Like many people you managed to ignore the good advice that showed up on screen, which says get Foobar with the ABX plug in and do your own tests.
Doing good listening tests involving comparisons of MP3s to the original .wav files is pretty easy:
(1) Select a .wav file which should be BTW audibly indistinguishable from a well-played CD
(2) Convert the selected .wav file or the corresponding source CD track in a MP3 file at the desired bitrate.
(3) Convert the MP3 file back to .wav format.
(4) Examine the before and after .wav files using an audio editor such as Audacity to ensure consistent levels and timings. We need 1-2% tolerance on level and 5 milliseconds or better on timing.
(5) Compare using FOBAR2000 and its ABX plug in. A PC with a really good PC audio interface and monitoring loudspeakers, headphones or earphones is highly recommended.
As far as that PC with a good audio interface goes, you can test to see if you already have one by looking the Audio Rightmark score for your audio interface (usually shown in the Device Manager) on the web, or testing it yourself with the Audio Rightmark program (freeware). If your PC comes up short, I'd recommend a USB interface like the Behringer UCA 202 or a PCI or PCI-E card such as the Asus Xonar DGX or DSX. If your headphones or speakers come up short, I'd recommend the classic Sennheiser HD280, as prized by pros for years if not decades.
The guys in the video said that FLAC won't make a difference and provided a song to prove that. The song they chose was typical compressed junk and sounded like it was a lo-fi master to begin with, so of course there would be no difference between a FLAC and a 320 kbps, although I think at that bit rate it's going to be near impossible to tell a difference on headphones.
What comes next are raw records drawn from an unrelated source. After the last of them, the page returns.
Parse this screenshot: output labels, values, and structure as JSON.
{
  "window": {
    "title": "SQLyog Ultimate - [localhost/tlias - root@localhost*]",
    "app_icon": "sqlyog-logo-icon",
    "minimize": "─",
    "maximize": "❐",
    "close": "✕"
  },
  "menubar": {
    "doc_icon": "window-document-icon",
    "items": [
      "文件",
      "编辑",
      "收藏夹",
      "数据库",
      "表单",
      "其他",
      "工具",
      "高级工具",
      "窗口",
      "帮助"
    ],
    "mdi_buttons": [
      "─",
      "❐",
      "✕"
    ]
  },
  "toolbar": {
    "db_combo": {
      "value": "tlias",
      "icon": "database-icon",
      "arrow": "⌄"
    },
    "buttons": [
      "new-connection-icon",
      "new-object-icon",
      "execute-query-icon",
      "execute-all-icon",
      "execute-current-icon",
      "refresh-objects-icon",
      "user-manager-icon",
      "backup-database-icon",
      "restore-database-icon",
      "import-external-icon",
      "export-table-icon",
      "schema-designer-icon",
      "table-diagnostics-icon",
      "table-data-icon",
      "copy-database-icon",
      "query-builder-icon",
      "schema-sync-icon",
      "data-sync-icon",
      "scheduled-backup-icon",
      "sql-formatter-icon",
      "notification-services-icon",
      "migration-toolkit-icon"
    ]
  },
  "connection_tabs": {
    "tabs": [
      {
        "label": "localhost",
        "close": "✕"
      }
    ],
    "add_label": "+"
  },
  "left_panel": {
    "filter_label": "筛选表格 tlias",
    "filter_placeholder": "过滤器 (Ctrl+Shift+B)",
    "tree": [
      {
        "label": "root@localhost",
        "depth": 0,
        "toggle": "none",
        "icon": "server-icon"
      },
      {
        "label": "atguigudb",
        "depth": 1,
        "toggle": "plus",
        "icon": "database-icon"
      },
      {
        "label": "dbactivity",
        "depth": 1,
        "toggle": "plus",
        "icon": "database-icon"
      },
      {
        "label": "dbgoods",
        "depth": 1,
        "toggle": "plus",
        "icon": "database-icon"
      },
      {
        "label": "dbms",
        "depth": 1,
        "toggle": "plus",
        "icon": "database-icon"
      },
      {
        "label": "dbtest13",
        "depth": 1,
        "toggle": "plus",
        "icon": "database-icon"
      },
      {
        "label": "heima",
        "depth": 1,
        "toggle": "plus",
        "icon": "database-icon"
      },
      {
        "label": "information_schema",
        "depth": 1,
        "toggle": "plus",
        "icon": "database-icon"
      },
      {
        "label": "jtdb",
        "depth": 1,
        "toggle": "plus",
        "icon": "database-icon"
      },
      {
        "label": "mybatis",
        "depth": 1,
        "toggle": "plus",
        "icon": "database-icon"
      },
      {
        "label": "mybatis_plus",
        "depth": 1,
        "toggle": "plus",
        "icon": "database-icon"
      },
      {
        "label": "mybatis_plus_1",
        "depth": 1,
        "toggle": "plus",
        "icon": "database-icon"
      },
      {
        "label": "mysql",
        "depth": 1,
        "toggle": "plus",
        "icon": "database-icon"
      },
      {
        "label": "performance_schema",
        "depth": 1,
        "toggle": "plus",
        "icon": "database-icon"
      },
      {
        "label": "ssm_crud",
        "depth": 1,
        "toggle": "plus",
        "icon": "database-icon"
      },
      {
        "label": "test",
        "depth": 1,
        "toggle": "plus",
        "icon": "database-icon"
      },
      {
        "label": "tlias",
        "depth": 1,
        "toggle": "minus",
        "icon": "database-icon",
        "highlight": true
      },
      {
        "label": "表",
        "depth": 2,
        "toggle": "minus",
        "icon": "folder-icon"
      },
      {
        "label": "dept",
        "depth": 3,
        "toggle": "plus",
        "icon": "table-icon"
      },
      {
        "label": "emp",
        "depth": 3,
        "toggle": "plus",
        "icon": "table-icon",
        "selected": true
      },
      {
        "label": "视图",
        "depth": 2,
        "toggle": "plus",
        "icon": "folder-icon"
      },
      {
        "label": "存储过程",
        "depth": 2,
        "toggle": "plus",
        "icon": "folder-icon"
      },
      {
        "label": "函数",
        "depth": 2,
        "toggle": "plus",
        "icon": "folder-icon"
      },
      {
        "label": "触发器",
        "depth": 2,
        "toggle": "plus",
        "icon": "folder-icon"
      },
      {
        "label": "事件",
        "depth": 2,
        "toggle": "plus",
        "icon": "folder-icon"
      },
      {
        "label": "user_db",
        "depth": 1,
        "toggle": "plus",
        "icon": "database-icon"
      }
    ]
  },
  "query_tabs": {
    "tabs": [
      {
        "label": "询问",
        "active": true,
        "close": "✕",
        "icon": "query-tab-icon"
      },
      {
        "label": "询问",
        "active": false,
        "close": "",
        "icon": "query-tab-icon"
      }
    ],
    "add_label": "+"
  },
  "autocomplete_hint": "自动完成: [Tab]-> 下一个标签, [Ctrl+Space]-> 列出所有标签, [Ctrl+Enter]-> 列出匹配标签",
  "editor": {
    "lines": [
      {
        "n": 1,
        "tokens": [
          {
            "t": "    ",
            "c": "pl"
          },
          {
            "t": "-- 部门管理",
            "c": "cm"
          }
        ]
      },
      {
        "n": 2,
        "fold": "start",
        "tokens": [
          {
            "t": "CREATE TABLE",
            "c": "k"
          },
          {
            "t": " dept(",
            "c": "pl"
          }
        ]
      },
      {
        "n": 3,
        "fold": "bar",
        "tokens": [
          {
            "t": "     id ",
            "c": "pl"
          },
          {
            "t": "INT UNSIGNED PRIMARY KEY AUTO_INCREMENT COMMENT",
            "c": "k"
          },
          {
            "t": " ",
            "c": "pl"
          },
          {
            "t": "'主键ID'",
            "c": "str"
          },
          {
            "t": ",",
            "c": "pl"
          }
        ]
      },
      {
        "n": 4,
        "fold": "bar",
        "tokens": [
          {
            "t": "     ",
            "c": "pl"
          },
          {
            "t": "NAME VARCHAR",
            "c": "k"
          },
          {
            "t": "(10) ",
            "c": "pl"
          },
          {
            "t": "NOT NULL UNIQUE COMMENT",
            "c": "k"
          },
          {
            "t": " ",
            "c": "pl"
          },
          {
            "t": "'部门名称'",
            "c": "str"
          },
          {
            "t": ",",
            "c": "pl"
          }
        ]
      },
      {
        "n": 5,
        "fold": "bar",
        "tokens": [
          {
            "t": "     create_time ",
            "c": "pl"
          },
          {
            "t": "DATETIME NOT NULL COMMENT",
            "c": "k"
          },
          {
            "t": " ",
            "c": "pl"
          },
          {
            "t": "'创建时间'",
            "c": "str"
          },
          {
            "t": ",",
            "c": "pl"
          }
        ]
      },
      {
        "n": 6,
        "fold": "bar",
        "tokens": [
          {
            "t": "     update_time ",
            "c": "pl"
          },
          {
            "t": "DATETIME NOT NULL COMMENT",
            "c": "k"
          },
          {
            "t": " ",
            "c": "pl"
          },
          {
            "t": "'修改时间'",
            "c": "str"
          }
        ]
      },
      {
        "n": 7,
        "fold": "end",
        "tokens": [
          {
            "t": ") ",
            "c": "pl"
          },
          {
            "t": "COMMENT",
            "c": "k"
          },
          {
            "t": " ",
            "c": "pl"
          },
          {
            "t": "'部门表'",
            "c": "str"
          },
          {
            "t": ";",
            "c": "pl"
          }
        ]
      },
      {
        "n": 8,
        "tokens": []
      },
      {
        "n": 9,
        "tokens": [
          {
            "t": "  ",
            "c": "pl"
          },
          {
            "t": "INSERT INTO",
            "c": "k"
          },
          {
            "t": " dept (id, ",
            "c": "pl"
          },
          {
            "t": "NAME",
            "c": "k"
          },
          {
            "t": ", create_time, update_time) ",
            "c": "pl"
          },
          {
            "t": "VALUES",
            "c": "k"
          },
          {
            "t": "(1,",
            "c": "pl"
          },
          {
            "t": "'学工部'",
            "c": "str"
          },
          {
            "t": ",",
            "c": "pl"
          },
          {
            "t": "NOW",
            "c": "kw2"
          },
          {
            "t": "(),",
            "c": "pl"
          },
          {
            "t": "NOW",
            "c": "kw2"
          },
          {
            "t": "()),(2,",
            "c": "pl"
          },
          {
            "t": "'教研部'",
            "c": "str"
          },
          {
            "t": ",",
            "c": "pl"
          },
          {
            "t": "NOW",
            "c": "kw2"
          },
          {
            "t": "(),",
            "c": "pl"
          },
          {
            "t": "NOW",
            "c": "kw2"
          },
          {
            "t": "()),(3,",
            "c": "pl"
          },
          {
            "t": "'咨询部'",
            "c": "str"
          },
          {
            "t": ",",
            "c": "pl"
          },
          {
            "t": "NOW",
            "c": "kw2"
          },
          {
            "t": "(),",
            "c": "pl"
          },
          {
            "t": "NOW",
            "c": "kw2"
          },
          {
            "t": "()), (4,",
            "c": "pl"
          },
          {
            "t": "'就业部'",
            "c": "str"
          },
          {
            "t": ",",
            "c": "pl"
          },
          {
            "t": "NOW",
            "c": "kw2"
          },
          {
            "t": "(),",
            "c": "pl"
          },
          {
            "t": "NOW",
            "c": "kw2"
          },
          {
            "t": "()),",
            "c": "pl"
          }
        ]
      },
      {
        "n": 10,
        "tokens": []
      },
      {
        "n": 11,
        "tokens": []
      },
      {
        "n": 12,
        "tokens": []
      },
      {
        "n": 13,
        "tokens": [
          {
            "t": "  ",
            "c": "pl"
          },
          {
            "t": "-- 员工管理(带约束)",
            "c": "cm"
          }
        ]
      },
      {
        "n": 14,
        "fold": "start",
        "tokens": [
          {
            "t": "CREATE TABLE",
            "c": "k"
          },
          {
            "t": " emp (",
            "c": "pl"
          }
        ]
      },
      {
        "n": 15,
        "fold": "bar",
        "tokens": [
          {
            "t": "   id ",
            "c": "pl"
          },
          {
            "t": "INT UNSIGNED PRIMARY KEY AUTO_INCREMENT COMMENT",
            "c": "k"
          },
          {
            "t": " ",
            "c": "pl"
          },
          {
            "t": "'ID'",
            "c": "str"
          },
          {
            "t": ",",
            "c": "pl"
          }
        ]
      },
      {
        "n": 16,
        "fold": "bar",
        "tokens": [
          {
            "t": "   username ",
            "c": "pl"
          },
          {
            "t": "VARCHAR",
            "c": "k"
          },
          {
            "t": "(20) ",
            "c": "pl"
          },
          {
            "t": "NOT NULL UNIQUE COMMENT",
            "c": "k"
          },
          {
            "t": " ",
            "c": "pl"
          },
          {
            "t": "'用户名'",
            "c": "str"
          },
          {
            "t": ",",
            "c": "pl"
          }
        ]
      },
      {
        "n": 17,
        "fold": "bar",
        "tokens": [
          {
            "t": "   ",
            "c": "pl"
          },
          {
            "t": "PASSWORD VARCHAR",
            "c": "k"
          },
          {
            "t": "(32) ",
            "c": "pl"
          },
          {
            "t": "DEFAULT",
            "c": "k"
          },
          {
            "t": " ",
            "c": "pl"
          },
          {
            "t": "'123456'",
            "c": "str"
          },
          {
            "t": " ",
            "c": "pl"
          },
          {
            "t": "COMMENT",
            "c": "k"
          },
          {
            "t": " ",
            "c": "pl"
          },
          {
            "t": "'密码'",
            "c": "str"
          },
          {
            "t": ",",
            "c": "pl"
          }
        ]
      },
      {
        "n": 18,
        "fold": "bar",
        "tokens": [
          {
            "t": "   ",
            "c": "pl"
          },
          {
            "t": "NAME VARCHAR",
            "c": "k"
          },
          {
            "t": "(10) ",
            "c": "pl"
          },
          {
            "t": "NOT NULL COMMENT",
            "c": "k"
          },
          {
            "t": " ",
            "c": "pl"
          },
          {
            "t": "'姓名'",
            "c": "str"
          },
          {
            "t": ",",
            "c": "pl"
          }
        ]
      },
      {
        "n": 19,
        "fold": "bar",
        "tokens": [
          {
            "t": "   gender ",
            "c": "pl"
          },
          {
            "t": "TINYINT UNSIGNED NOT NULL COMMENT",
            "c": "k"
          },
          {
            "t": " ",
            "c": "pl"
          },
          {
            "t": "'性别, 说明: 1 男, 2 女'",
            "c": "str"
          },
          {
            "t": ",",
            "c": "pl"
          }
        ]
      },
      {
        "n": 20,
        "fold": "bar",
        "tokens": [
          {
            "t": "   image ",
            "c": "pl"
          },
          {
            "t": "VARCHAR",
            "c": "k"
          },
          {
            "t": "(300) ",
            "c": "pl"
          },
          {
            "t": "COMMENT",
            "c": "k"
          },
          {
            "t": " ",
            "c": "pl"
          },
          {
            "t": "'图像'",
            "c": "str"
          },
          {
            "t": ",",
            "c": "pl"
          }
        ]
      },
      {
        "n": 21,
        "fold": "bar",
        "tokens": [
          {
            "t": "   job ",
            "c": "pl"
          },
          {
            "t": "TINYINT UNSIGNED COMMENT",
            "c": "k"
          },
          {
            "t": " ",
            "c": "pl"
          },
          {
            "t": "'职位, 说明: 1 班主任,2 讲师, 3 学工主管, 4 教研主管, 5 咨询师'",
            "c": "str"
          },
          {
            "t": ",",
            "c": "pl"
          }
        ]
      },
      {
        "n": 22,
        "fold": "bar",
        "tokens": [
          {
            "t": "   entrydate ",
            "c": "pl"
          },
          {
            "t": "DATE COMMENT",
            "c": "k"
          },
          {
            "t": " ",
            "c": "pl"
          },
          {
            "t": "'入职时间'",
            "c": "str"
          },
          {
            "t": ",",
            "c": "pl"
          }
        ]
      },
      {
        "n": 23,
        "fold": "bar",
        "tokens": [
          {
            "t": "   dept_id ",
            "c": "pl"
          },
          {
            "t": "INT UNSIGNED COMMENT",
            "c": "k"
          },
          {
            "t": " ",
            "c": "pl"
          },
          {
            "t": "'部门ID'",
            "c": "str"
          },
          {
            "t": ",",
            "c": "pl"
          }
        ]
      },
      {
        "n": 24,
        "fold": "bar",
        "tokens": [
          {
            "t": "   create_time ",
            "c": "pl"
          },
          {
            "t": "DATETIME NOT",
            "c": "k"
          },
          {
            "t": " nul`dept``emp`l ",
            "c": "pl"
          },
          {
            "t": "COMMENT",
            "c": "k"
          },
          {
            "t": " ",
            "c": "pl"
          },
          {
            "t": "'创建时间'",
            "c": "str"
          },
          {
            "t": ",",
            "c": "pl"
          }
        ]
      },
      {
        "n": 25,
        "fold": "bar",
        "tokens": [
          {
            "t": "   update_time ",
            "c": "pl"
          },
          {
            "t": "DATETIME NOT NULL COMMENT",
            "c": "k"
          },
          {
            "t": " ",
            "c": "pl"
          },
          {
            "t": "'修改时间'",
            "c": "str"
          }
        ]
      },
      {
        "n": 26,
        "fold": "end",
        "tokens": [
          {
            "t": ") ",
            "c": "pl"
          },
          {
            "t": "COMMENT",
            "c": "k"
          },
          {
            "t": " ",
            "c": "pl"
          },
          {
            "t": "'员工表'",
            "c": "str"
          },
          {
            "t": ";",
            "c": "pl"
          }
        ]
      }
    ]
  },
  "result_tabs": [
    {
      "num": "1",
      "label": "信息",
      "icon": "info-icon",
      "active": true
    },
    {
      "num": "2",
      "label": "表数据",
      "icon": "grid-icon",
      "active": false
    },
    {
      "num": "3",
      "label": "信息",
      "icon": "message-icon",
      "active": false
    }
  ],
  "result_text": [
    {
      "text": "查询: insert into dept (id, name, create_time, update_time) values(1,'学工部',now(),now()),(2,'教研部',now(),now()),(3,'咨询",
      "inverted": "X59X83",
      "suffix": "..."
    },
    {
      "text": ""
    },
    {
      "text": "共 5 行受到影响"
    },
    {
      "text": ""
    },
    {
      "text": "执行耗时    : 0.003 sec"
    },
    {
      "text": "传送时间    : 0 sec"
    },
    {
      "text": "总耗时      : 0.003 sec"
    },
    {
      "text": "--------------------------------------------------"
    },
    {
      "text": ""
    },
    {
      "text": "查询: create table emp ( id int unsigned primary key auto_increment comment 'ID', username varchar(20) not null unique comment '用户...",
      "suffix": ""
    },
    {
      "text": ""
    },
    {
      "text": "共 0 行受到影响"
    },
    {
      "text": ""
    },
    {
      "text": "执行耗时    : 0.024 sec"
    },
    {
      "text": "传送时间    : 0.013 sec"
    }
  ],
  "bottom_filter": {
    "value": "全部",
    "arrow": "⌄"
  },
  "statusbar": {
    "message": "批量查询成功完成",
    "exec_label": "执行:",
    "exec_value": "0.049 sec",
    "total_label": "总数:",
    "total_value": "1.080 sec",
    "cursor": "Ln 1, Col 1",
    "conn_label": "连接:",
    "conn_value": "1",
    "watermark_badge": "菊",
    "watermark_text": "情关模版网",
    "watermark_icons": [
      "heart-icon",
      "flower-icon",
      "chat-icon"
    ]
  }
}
Audiophiles frequently entertain people who have done a lot of listening tests with their knee-jerk demand that program material used in listening tests actually sound good or be some kind of audiophile demo disc. In fact some of the best program material for sorting audio gear sounds like crap.
Then we've got the setup they're are using, they admittedly are using on-board sound which has it's own set of problems, plus I notice a smiley face eq in the background
Not going to mention the ABX test because like I said I didn't do that.
Audiophiles also frequently entertain people who have done a lot of listening tests with their knee-jerk demands that their own preferences in listening test environments be adhered to. The most important thing is that basic sound quality be good and that it be something that the listener is familiar with and likes on its own merits.
A lot of this posturing goes away when people actually do some DBTs of their own, which from the perspective of even people with limited DBT experience seem easy to understand.
In short, don't knock it until you have tried it.
Here's what really amused me; Tweedledee and tweedle dumb ass (pardon my french) though that sample rates only need to be 20k
After that I stopped watching because I didn't want to have a heart attack after laughing so hard.
Listen again. This information is at 6:30 in the video and they clearly say that "anything over 44,100 sampling is overkill, and that's actually overkill all by itself.
Tube amps are opinion but I haven't got that far yet.
No tube amps are a somwhat mixed bag that ranges from good amps that are just too big, too unreliable and too expensive to be practica,l to technical jokes that sound different every time you hook up a different speaker.
My opinion on FLAC vs lossy (AAC and MP3) is that on a stereo, or good (think Sennheiser with good amp) headphones, paired with a piece of music that has A; good dynamic range, B; guitars and drums, and C; echo, and reverb, will show the differences between a 256k AAC file. I noticed this on the song "Dogs" by Pink Floyd which has a good section of instrumental music, at low level, with echo, which really reveals the difference between it and the vinyl version. I still prefer the iTunes version though because 2011 re-masters sound so much better. Just my .02.
IMO your $0.02 is counterfeit ;-) until you do some actual listening with a DBT comparitor which is relatively easy to do, as I showed above.